Deaths from the deadly Legionella disease have dropped to the lowest level for a decade.

According to the latest data from public health England, 26 people died from the disease in 2015 from a reported 382 cases.

Three times as many men (287/75%) contracted the disease than women (95/25%).

The regions with the most reported cases were the East and West Midlands.

Three out of every four patients also had a heart condition or smoked.

The disease was tracked to three main causes – 50% caught the disease in their local neighbourhood, 46% while travelling overseas and 4% from hospitals or other healthcare facilities.

Spain, Thailand and the United Arab Emirates were the countries linked to travellers who contracted the disease.

Legionella is a potential killer form of pneumonia caused by breathing in contaminated water droplets.

The main source of the disease is man-made water systems.

Landlords have a legal responsibility to risk-assess water systems in buy to let homes or houses in multiple occupation (HMO) and ensure measures are in place to reduce the risk of Legionella.

The Health and Safety Executive (HSE) says the risk of infection is low in a buy to let or HMO where tenants flush the toilets and switch on taps every day.

If a property has stood empty, the HSE recommends flushing the water system before tenants move in.

“Where showers are installed, these have the means of creating and dispersing water droplets which may be inhaled causing a foreseeable risk of exposure to Legionella,” says the HSE.

“If used regularly, the risks are reduced but in any case, tenants should be advised to regularly clean and disinfect showerheads. 

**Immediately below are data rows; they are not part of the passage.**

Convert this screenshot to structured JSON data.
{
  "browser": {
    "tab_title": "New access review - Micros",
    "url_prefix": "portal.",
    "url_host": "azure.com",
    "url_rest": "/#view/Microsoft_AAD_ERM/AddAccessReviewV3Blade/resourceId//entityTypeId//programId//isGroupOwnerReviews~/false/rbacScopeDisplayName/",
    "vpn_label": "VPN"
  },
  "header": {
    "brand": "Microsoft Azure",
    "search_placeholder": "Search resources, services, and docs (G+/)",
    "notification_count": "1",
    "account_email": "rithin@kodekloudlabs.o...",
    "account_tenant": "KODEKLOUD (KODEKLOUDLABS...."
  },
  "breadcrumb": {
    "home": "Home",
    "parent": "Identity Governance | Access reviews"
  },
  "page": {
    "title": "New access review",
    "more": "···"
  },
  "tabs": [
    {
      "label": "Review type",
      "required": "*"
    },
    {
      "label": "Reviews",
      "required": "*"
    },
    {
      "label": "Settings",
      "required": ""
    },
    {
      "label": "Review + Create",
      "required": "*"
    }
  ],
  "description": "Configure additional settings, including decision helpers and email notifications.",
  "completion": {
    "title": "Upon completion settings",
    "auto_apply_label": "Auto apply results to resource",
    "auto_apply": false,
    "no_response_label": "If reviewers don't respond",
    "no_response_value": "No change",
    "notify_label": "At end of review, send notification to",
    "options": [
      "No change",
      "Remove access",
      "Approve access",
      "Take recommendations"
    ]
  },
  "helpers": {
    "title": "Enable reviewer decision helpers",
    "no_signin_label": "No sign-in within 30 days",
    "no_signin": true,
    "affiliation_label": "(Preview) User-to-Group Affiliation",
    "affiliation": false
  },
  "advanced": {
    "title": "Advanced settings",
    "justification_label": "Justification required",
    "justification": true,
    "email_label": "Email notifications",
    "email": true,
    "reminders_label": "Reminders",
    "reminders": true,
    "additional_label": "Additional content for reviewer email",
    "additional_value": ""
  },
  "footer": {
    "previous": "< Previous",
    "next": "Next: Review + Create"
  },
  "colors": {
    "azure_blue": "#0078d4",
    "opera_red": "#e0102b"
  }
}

“Instantaneous electric showers pose less of a risk as they are generally cold water-fed and heat only small volumes of water during operation.”

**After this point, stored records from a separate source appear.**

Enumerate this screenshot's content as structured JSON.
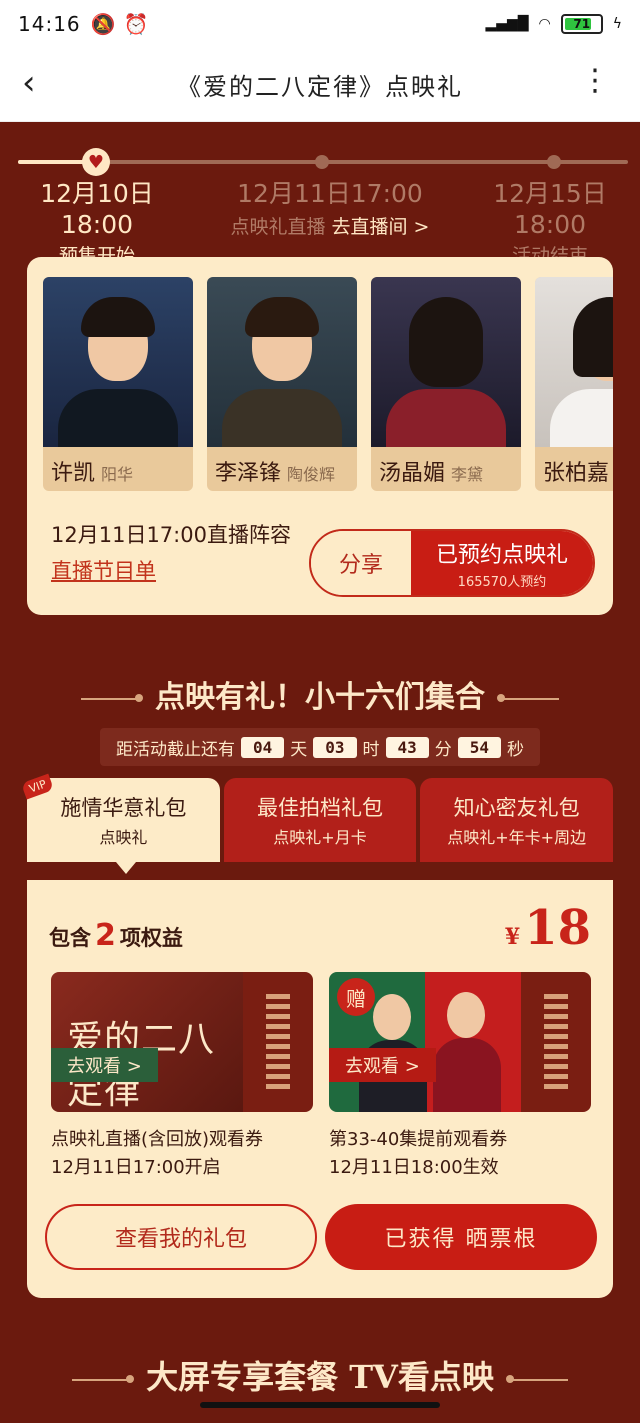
{
  "status_bar": {
    "time": "14:16",
    "battery": "71"
  },
  "nav": {
    "title": "《爱的二八定律》点映礼"
  },
  "timeline": [
    {
      "date": "12月10日18:00",
      "label": "预售开始"
    },
    {
      "date": "12月11日17:00",
      "label": "点映礼直播",
      "link": "去直播间 >"
    },
    {
      "date": "12月15日18:00",
      "label": "活动结束"
    }
  ],
  "cast": [
    {
      "actor": "许凯",
      "role": "阳华"
    },
    {
      "actor": "李泽锋",
      "role": "陶俊辉"
    },
    {
      "actor": "汤晶媚",
      "role": "李黛"
    },
    {
      "actor": "张柏嘉",
      "role": ""
    }
  ],
  "lineup": {
    "text": "12月11日17:00直播阵容",
    "schedule_link": "直播节目单"
  },
  "reserve": {
    "share": "分享",
    "reserved": "已预约点映礼",
    "count": "165570人预约"
  },
  "section1": {
    "title": "点映有礼！小十六们集合"
  },
  "countdown": {
    "prefix": "距活动截止还有",
    "days": "04",
    "days_unit": "天",
    "hours": "03",
    "hours_unit": "时",
    "minutes": "43",
    "minutes_unit": "分",
    "seconds": "54",
    "seconds_unit": "秒"
  },
  "tabs": [
    {
      "title": "施情华意礼包",
      "sub": "点映礼",
      "badge": "VIP"
    },
    {
      "title": "最佳拍档礼包",
      "sub": "点映礼+月卡"
    },
    {
      "title": "知心密友礼包",
      "sub": "点映礼+年卡+周边"
    }
  ],
  "package": {
    "benefit_prefix": "包含",
    "benefit_count": "2",
    "benefit_suffix": "项权益",
    "currency": "¥",
    "price": "18",
    "coupons": [
      {
        "poster_text": "爱的二八定律",
        "watch": "去观看 >",
        "desc1": "点映礼直播(含回放)观看券",
        "desc2": "12月11日17:00开启"
      },
      {
        "badge": "赠",
        "watch": "去观看 >",
        "desc1": "第33-40集提前观看券",
        "desc2": "12月11日18:00生效"
      }
    ],
    "my_gift_button": "查看我的礼包",
    "obtained_button": "已获得 晒票根"
  },
  "section2": {
    "title": "大屏专享套餐 TV看点映"
  },
  "colors": {
    "background": "#6b1a0e",
    "panel": "#fdebc8",
    "accent": "#c81d14",
    "cream": "#fde8c8"
  }
}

More about Legionella and landlords including a template to carry out a legionella risk assessment for an app for smartphones or tablets, available free to subscribers to the Guild or available as a separate purchase.